CPU: Intel Core 2 Duo E6300 @ 2.80GHz (400MHz*7 - 1600MHz FSB QDR)
CPU Cooling: Asus Arctic Square
Motherboard: Gigabyte X48T-DQ6
Chassis: Danger Den Torture Rack (1x Thermaltake 120mm LED Fan)
Power: OCZ EliteXStream 800W
Video: Gigabyte GeForce 8800GT TurboForce 512MB
Optical Drive: Liteon 16X DVD-ROM
Hard Drive: Western Digital Caviar 7200RPM 80GB 8MB Cache
Operating System: Microsoft Windows XP Professional SP3
- Super Talent Project X DDR3-1800 2x1GB @ 7-6-6-18 DDR3-1600 (Downclocked/Manufacturer defined settings)
- OCZ ReaperX HPC PC3-10666 Enhanced Bandwidth 2x1GB @ 6-5-5-18 DDR3-1280
- Patriot Extreme Performance PC3-14400 2x1GB @ 7-7-7-18 DDR3-1600 (Downclocked/Manufacturer defined settings)
- OCZ Special Ops Urban Elite PC3-10666 2x2GB @ 9-9-9-20 DDR3-1280
Some units were not tested at default specifications due to hardware limitations. In this review, all units were freshly retested based on our November 8, 2008 specifications, where some benchmark software used may have been updated -- therefore cannot be compared to our previous results.
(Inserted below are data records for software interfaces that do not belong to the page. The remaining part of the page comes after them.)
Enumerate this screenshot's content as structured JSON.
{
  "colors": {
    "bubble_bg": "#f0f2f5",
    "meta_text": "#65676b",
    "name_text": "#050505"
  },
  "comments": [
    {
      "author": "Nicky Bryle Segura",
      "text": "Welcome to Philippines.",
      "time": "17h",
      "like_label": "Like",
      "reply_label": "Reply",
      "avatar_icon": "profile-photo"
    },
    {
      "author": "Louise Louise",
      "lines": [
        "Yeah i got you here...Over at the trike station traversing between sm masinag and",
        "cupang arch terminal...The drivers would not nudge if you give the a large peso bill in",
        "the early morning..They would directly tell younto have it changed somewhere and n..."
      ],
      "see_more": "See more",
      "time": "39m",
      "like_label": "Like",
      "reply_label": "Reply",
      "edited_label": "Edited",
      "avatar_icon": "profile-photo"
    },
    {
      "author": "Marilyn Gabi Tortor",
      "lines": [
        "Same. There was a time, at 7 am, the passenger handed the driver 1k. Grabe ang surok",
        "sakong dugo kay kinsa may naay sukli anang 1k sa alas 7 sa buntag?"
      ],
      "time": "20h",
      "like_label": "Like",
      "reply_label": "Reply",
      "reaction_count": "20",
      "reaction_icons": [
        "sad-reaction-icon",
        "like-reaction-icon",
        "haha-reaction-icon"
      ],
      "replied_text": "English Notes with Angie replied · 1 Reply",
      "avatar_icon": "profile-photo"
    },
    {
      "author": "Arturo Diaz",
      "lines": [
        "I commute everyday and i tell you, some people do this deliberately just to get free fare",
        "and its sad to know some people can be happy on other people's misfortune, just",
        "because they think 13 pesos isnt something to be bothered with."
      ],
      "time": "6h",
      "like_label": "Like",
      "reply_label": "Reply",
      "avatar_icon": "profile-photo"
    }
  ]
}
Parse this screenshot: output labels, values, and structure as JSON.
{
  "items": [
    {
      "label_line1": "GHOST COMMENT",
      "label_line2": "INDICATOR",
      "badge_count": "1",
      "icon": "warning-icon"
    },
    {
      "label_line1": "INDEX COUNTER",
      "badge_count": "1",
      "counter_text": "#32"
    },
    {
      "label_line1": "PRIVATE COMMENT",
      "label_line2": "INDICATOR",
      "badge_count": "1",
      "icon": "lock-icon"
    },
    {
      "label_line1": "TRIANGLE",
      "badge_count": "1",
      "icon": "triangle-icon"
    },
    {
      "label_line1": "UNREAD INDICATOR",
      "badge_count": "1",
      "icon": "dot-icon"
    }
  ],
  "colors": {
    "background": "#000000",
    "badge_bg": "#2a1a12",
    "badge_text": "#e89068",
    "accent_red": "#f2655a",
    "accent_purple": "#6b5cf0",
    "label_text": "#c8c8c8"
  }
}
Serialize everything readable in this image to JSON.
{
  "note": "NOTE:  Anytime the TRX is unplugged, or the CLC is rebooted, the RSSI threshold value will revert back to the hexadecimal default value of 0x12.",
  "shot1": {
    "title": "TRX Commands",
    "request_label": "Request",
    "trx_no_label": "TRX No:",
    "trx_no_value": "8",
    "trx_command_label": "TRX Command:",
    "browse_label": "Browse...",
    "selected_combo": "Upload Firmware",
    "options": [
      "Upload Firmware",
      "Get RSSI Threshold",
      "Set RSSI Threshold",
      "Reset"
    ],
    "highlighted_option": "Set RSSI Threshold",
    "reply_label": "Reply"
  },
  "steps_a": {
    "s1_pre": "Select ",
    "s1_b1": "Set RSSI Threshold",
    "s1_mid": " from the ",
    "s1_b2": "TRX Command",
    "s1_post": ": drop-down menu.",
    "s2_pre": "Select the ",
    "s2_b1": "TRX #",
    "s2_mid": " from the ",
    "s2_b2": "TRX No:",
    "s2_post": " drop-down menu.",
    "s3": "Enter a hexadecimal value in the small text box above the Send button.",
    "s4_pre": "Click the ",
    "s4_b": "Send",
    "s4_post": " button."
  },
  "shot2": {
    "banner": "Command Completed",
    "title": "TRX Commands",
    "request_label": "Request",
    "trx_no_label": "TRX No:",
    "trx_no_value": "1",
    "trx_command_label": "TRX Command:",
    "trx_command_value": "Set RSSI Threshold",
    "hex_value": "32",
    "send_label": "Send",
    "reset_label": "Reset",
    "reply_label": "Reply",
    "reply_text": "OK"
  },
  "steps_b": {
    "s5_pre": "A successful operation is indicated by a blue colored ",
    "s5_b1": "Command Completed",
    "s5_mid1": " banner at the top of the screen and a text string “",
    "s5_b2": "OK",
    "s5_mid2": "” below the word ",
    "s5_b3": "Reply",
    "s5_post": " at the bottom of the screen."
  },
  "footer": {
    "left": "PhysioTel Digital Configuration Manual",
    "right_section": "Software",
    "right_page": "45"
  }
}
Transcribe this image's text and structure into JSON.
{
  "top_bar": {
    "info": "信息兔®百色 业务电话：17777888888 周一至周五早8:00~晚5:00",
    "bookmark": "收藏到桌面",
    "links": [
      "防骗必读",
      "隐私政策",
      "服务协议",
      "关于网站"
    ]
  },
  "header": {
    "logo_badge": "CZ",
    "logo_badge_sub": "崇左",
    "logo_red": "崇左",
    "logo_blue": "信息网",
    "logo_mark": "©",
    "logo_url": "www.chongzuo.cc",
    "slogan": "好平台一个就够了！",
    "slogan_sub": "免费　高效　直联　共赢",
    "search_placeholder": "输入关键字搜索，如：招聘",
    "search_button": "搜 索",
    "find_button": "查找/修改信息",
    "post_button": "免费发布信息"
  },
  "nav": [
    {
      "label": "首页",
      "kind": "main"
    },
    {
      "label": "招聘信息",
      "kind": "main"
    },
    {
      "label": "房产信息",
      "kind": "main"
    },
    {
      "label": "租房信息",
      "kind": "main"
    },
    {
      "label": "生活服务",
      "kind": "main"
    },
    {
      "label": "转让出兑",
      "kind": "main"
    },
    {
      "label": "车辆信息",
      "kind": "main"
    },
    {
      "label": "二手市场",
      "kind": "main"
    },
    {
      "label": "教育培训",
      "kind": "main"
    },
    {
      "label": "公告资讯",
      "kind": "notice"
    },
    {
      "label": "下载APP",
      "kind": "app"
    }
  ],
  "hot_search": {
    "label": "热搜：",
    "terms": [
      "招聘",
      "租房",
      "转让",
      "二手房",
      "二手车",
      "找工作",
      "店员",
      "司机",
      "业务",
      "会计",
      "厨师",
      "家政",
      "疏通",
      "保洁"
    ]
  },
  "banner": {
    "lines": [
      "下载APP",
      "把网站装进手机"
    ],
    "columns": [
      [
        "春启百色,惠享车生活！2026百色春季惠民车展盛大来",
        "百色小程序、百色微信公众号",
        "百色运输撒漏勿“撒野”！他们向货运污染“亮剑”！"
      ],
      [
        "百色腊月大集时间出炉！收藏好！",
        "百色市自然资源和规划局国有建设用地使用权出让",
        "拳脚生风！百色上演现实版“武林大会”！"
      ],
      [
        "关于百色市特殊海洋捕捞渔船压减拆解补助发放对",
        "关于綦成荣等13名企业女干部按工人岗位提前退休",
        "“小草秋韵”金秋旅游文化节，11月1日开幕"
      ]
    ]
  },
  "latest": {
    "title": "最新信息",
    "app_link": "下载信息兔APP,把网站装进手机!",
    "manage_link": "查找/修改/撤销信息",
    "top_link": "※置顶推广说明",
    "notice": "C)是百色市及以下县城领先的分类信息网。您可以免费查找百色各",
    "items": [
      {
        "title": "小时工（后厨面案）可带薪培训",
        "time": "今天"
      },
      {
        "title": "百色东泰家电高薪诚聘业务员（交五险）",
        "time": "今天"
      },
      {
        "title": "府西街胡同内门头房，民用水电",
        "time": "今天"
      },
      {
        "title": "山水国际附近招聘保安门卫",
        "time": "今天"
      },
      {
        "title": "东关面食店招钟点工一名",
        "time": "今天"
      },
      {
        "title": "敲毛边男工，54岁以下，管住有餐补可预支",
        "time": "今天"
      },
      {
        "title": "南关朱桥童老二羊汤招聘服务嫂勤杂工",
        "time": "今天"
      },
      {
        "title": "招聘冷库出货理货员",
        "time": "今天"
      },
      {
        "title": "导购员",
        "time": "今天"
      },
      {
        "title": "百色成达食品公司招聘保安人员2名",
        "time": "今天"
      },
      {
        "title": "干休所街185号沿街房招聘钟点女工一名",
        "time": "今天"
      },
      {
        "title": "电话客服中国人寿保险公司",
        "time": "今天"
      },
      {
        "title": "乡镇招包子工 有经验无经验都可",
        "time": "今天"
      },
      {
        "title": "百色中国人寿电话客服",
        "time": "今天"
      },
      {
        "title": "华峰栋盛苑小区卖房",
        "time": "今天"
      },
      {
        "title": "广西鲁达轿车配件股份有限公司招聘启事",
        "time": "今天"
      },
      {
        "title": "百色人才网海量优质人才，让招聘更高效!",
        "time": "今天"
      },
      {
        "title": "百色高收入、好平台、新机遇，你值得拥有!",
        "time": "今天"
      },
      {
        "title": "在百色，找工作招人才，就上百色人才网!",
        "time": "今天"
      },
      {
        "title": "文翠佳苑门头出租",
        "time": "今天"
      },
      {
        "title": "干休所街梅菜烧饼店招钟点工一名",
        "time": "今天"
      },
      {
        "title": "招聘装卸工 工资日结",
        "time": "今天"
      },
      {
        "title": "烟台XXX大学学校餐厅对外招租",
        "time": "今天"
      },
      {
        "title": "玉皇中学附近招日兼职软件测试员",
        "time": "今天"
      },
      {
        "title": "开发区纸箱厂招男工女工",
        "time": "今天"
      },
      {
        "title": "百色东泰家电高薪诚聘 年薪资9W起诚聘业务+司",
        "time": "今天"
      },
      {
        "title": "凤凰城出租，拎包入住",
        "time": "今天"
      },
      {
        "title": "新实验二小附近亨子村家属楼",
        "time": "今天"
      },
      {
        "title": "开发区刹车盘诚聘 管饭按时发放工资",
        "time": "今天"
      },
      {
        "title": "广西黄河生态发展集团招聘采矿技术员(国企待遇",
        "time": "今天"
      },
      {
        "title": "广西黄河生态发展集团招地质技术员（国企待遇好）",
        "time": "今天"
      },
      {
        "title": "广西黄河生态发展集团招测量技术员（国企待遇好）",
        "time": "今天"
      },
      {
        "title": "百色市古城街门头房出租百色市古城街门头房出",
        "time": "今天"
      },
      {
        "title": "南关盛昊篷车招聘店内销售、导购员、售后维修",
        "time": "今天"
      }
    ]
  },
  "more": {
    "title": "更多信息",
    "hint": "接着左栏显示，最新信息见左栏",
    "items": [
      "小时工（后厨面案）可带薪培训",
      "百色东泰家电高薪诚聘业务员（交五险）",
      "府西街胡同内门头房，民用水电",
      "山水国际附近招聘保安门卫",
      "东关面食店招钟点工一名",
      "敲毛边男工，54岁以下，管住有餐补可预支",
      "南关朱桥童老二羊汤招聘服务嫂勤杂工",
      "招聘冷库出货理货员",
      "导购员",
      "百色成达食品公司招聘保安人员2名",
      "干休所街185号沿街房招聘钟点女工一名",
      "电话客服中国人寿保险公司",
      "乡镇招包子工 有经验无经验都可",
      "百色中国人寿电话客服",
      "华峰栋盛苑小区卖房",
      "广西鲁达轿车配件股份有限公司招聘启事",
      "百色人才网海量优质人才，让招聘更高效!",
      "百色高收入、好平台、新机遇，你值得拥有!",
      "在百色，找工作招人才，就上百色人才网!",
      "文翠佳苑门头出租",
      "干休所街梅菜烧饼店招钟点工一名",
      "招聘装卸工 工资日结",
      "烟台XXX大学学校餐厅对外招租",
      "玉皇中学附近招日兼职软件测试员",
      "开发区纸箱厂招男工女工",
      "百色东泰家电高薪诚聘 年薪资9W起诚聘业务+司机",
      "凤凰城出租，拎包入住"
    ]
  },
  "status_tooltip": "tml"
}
1. Introduction, Packaging, Specifications
2. A Closer Look, Installation, Test System
3. Benchmark: 3DMark06
4. Benchmark: PCMark05
5. Benchmark: EVEREST CPU
6. Benchmark: EVEREST FPU
7. Benchmark: EVEREST Memory
8. Benchmark: SuperPI, Cinebench R10
9. Overclocking Results and Conclusion